DATA LISTING:

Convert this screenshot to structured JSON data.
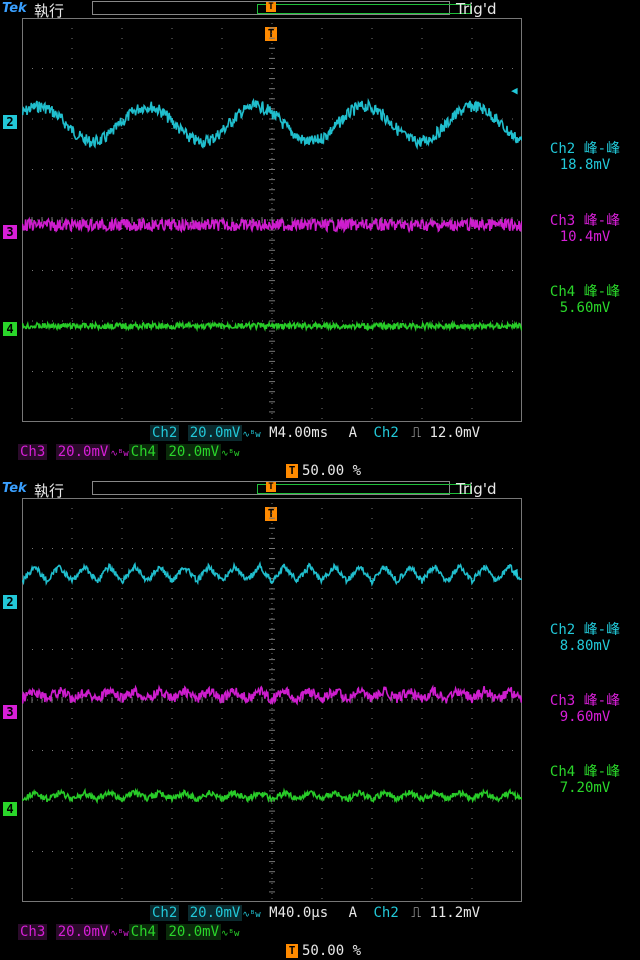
{
  "screens": [
    {
      "brand": "Tek",
      "run_state": "執行",
      "trigger_state": "Trig'd",
      "measurements": [
        {
          "label": "Ch2 峰-峰",
          "value": "18.8mV",
          "channel": "2"
        },
        {
          "label": "Ch3 峰-峰",
          "value": "10.4mV",
          "channel": "3"
        },
        {
          "label": "Ch4 峰-峰",
          "value": "5.60mV",
          "channel": "4"
        }
      ],
      "status": {
        "ch2_label": "Ch2",
        "ch2_scale": "20.0mV",
        "timebase": "M4.00ms",
        "trig_mode": "A",
        "trig_src": "Ch2",
        "trig_level": "12.0mV",
        "ch3_label": "Ch3",
        "ch3_scale": "20.0mV",
        "ch4_label": "Ch4",
        "ch4_scale": "20.0mV",
        "trig_position": "50.00 %"
      },
      "waveforms": {
        "ch2": {
          "kind": "sine",
          "cycles": 4.6,
          "amp_divs": 0.35,
          "center_div": 2.1,
          "noise": 0.12
        },
        "ch3": {
          "kind": "noise",
          "center_div": 4.1,
          "noise": 0.12
        },
        "ch4": {
          "kind": "noise",
          "center_div": 6.1,
          "noise": 0.06
        }
      }
    },
    {
      "brand": "Tek",
      "run_state": "執行",
      "trigger_state": "Trig'd",
      "measurements": [
        {
          "label": "Ch2 峰-峰",
          "value": "8.80mV",
          "channel": "2"
        },
        {
          "label": "Ch3 峰-峰",
          "value": "9.60mV",
          "channel": "3"
        },
        {
          "label": "Ch4 峰-峰",
          "value": "7.20mV",
          "channel": "4"
        }
      ],
      "status": {
        "ch2_label": "Ch2",
        "ch2_scale": "20.0mV",
        "timebase": "M40.0µs",
        "trig_mode": "A",
        "trig_src": "Ch2",
        "trig_level": "11.2mV",
        "ch3_label": "Ch3",
        "ch3_scale": "20.0mV",
        "ch4_label": "Ch4",
        "ch4_scale": "20.0mV",
        "trig_position": "50.00 %"
      },
      "waveforms": {
        "ch2": {
          "kind": "ripple",
          "cycles": 20,
          "amp_divs": 0.15,
          "center_div": 1.5,
          "noise": 0.06
        },
        "ch3": {
          "kind": "ripple",
          "cycles": 20,
          "amp_divs": 0.08,
          "center_div": 3.9,
          "noise": 0.1
        },
        "ch4": {
          "kind": "ripple",
          "cycles": 20,
          "amp_divs": 0.06,
          "center_div": 5.9,
          "noise": 0.06
        }
      }
    }
  ],
  "colors": {
    "ch2": "#22c8d8",
    "ch3": "#d81fd8",
    "ch4": "#2ad62a",
    "grid": "#777777",
    "trigger": "#ff8a00"
  }
}
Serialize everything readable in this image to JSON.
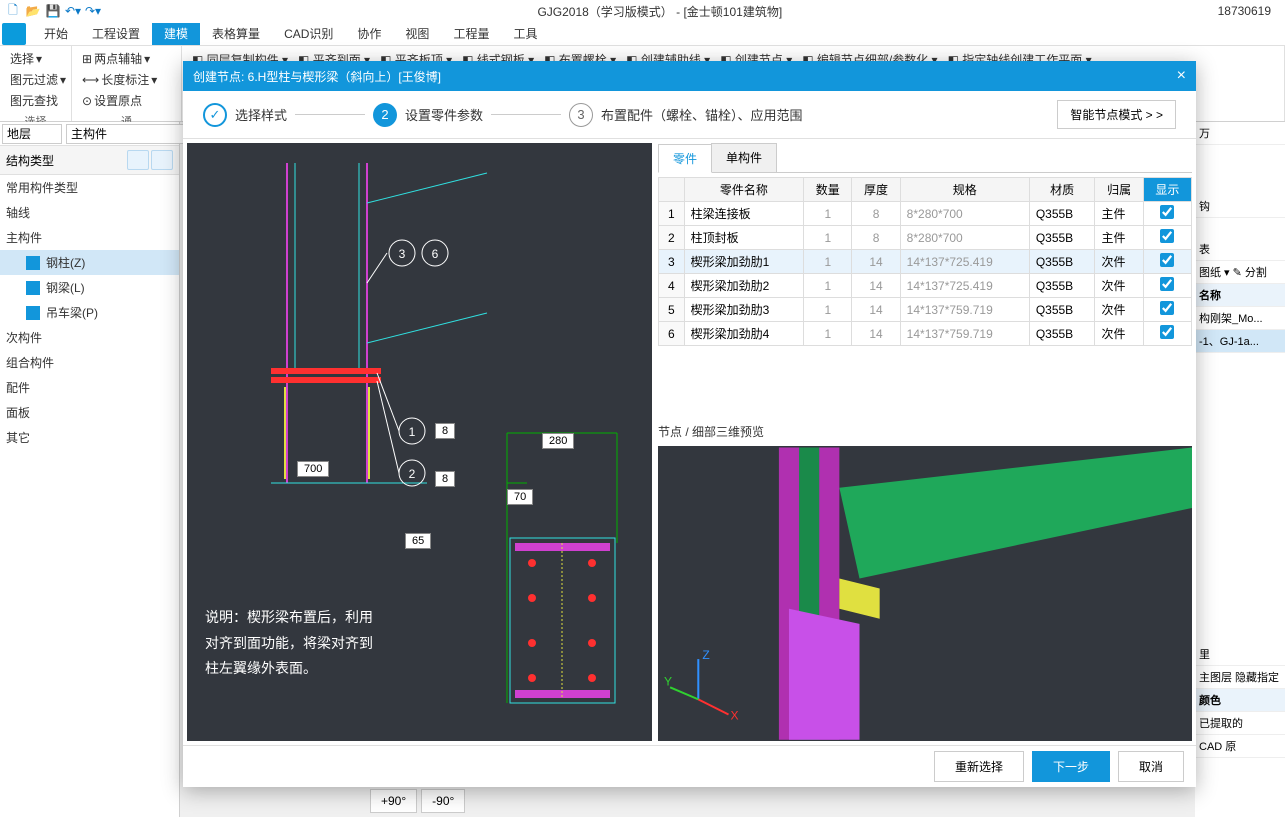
{
  "app": {
    "title": "GJG2018（学习版模式） - [金士顿101建筑物]",
    "user": "18730619"
  },
  "menu": {
    "items": [
      "开始",
      "工程设置",
      "建模",
      "表格算量",
      "CAD识别",
      "协作",
      "视图",
      "工程量",
      "工具"
    ],
    "active": 2
  },
  "ribbon": {
    "g1": {
      "a": "选择",
      "b": "图元过滤",
      "c": "图元查找",
      "label": "选择"
    },
    "g2": {
      "a": "两点辅轴",
      "b": "长度标注",
      "c": "设置原点",
      "label": "通"
    },
    "toprow": [
      "同层复制构件",
      "平齐到面",
      "平齐板顶",
      "线式钢板",
      "布置螺栓",
      "创建辅助线",
      "创建节点",
      "编辑节点细部/参数化",
      "指定轴线创建工作平面"
    ]
  },
  "left": {
    "combo1": "地层",
    "combo2": "主构件",
    "header": "结构类型",
    "section": "常用构件类型",
    "groups": [
      "轴线",
      "主构件",
      "次构件",
      "组合构件",
      "配件",
      "面板",
      "其它"
    ],
    "items": [
      "钢柱(Z)",
      "钢梁(L)",
      "吊车梁(P)"
    ]
  },
  "right": {
    "r1": "万",
    "r2": "钩",
    "r3": "表",
    "r4": "图纸 ▾  ✎ 分割",
    "r5": "名称",
    "r6": "构刚架_Mo...",
    "r7": "-1、GJ-1a...",
    "r8": "里",
    "r9": "主图层 隐藏指定",
    "r10": "颜色",
    "r11": "已提取的",
    "r12": "CAD 原"
  },
  "modal": {
    "title": "创建节点: 6.H型柱与楔形梁（斜向上）[王俊博]",
    "steps": {
      "s1": "选择样式",
      "s2": "设置零件参数",
      "s3": "布置配件（螺栓、锚栓）、应用范围"
    },
    "smart": "智能节点模式 > >",
    "note": "说明：楔形梁布置后，利用对齐到面功能，将梁对齐到柱左翼缘外表面。",
    "dims": {
      "d1": "8",
      "d2": "8",
      "d3": "700",
      "d4": "280",
      "d5": "70",
      "d6": "65"
    },
    "tabs": {
      "t1": "零件",
      "t2": "单构件"
    },
    "cols": [
      "",
      "零件名称",
      "数量",
      "厚度",
      "规格",
      "材质",
      "归属",
      "显示"
    ],
    "rows": [
      {
        "i": "1",
        "name": "柱梁连接板",
        "qty": "1",
        "th": "8",
        "spec": "8*280*700",
        "mat": "Q355B",
        "own": "主件"
      },
      {
        "i": "2",
        "name": "柱顶封板",
        "qty": "1",
        "th": "8",
        "spec": "8*280*700",
        "mat": "Q355B",
        "own": "主件"
      },
      {
        "i": "3",
        "name": "楔形梁加劲肋1",
        "qty": "1",
        "th": "14",
        "spec": "14*137*725.419",
        "mat": "Q355B",
        "own": "次件"
      },
      {
        "i": "4",
        "name": "楔形梁加劲肋2",
        "qty": "1",
        "th": "14",
        "spec": "14*137*725.419",
        "mat": "Q355B",
        "own": "次件"
      },
      {
        "i": "5",
        "name": "楔形梁加劲肋3",
        "qty": "1",
        "th": "14",
        "spec": "14*137*759.719",
        "mat": "Q355B",
        "own": "次件"
      },
      {
        "i": "6",
        "name": "楔形梁加劲肋4",
        "qty": "1",
        "th": "14",
        "spec": "14*137*759.719",
        "mat": "Q355B",
        "own": "次件"
      }
    ],
    "preview3d": "节点 / 细部三维预览",
    "footer": {
      "reset": "重新选择",
      "next": "下一步",
      "cancel": "取消"
    }
  },
  "angles": {
    "p": "+90°",
    "m": "-90°"
  }
}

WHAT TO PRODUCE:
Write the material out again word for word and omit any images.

OUTPUT:
Convert this screenshot to structured JSON data.
{
  "screens": [
    {
      "brand": "Tek",
      "run_state": "執行",
      "trigger_state": "Trig'd",
      "measurements": [
        {
          "label": "Ch2 峰-峰",
          "value": "18.8mV",
          "channel": "2"
        },
        {
          "label": "Ch3 峰-峰",
          "value": "10.4mV",
          "channel": "3"
        },
        {
          "label": "Ch4 峰-峰",
          "value": "5.60mV",
          "channel": "4"
        }
      ],
      "status": {
        "ch2_label": "Ch2",
        "ch2_scale": "20.0mV",
        "timebase": "M4.00ms",
        "trig_mode": "A",
        "trig_src": "Ch2",
        "trig_level": "12.0mV",
        "ch3_label": "Ch3",
        "ch3_scale": "20.0mV",
        "ch4_label": "Ch4",
        "ch4_scale": "20.0mV",
        "trig_position": "50.00 %"
      },
      "waveforms": {
        "ch2": {
          "kind": "sine",
          "cycles": 4.6,
          "amp_divs": 0.35,
          "center_div": 2.1,
          "noise": 0.12
        },
        "ch3": {
          "kind": "noise",
          "center_div": 4.1,
          "noise": 0.12
        },
        "ch4": {
          "kind": "noise",
          "center_div": 6.1,
          "noise": 0.06
        }
      }
    },
    {
      "brand": "Tek",
      "run_state": "執行",
      "trigger_state": "Trig'd",
      "measurements": [
        {
          "label": "Ch2 峰-峰",
          "value": "8.80mV",
          "channel": "2"
        },
        {
          "label": "Ch3 峰-峰",
          "value": "9.60mV",
          "channel": "3"
        },
        {
          "label": "Ch4 峰-峰",
          "value": "7.20mV",
          "channel": "4"
        }
      ],
      "status": {
        "ch2_label": "Ch2",
        "ch2_scale": "20.0mV",
        "timebase": "M40.0µs",
        "trig_mode": "A",
        "trig_src": "Ch2",
        "trig_level": "11.2mV",
        "ch3_label": "Ch3",
        "ch3_scale": "20.0mV",
        "ch4_label": "Ch4",
        "ch4_scale": "20.0mV",
        "trig_position": "50.00 %"
      },
      "waveforms": {
        "ch2": {
          "kind": "ripple",
          "cycles": 20,
          "amp_divs": 0.15,
          "center_div": 1.5,
          "noise": 0.06
        },
        "ch3": {
          "kind": "ripple",
          "cycles": 20,
          "amp_divs": 0.08,
          "center_div": 3.9,
          "noise": 0.1
        },
        "ch4": {
          "kind": "ripple",
          "cycles": 20,
          "amp_divs": 0.06,
          "center_div": 5.9,
          "noise": 0.06
        }
      }
    }
  ],
  "colors": {
    "ch2": "#22c8d8",
    "ch3": "#d81fd8",
    "ch4": "#2ad62a",
    "grid": "#777777",
    "trigger": "#ff8a00"
  }
}
Serialize everything readable in this image to JSON.
{
  "app": {
    "title": "GJG2018（学习版模式） - [金士顿101建筑物]",
    "user": "18730619"
  },
  "menu": {
    "items": [
      "开始",
      "工程设置",
      "建模",
      "表格算量",
      "CAD识别",
      "协作",
      "视图",
      "工程量",
      "工具"
    ],
    "active": 2
  },
  "ribbon": {
    "g1": {
      "a": "选择",
      "b": "图元过滤",
      "c": "图元查找",
      "label": "选择"
    },
    "g2": {
      "a": "两点辅轴",
      "b": "长度标注",
      "c": "设置原点",
      "label": "通"
    },
    "toprow": [
      "同层复制构件",
      "平齐到面",
      "平齐板顶",
      "线式钢板",
      "布置螺栓",
      "创建辅助线",
      "创建节点",
      "编辑节点细部/参数化",
      "指定轴线创建工作平面"
    ]
  },
  "left": {
    "combo1": "地层",
    "combo2": "主构件",
    "header": "结构类型",
    "section": "常用构件类型",
    "groups": [
      "轴线",
      "主构件",
      "次构件",
      "组合构件",
      "配件",
      "面板",
      "其它"
    ],
    "items": [
      "钢柱(Z)",
      "钢梁(L)",
      "吊车梁(P)"
    ]
  },
  "right": {
    "r1": "万",
    "r2": "钩",
    "r3": "表",
    "r4": "图纸 ▾  ✎ 分割",
    "r5": "名称",
    "r6": "构刚架_Mo...",
    "r7": "-1、GJ-1a...",
    "r8": "里",
    "r9": "主图层 隐藏指定",
    "r10": "颜色",
    "r11": "已提取的",
    "r12": "CAD 原"
  },
  "modal": {
    "title": "创建节点: 6.H型柱与楔形梁（斜向上）[王俊博]",
    "steps": {
      "s1": "选择样式",
      "s2": "设置零件参数",
      "s3": "布置配件（螺栓、锚栓）、应用范围"
    },
    "smart": "智能节点模式 > >",
    "note": "说明：楔形梁布置后，利用对齐到面功能，将梁对齐到柱左翼缘外表面。",
    "dims": {
      "d1": "8",
      "d2": "8",
      "d3": "700",
      "d4": "280",
      "d5": "70",
      "d6": "65"
    },
    "tabs": {
      "t1": "零件",
      "t2": "单构件"
    },
    "cols": [
      "",
      "零件名称",
      "数量",
      "厚度",
      "规格",
      "材质",
      "归属",
      "显示"
    ],
    "rows": [
      {
        "i": "1",
        "name": "柱梁连接板",
        "qty": "1",
        "th": "8",
        "spec": "8*280*700",
        "mat": "Q355B",
        "own": "主件"
      },
      {
        "i": "2",
        "name": "柱顶封板",
        "qty": "1",
        "th": "8",
        "spec": "8*280*700",
        "mat": "Q355B",
        "own": "主件"
      },
      {
        "i": "3",
        "name": "楔形梁加劲肋1",
        "qty": "1",
        "th": "14",
        "spec": "14*137*725.419",
        "mat": "Q355B",
        "own": "次件"
      },
      {
        "i": "4",
        "name": "楔形梁加劲肋2",
        "qty": "1",
        "th": "14",
        "spec": "14*137*725.419",
        "mat": "Q355B",
        "own": "次件"
      },
      {
        "i": "5",
        "name": "楔形梁加劲肋3",
        "qty": "1",
        "th": "14",
        "spec": "14*137*759.719",
        "mat": "Q355B",
        "own": "次件"
      },
      {
        "i": "6",
        "name": "楔形梁加劲肋4",
        "qty": "1",
        "th": "14",
        "spec": "14*137*759.719",
        "mat": "Q355B",
        "own": "次件"
      }
    ],
    "preview3d": "节点 / 细部三维预览",
    "footer": {
      "reset": "重新选择",
      "next": "下一步",
      "cancel": "取消"
    }
  },
  "angles": {
    "p": "+90°",
    "m": "-90°"
  }
}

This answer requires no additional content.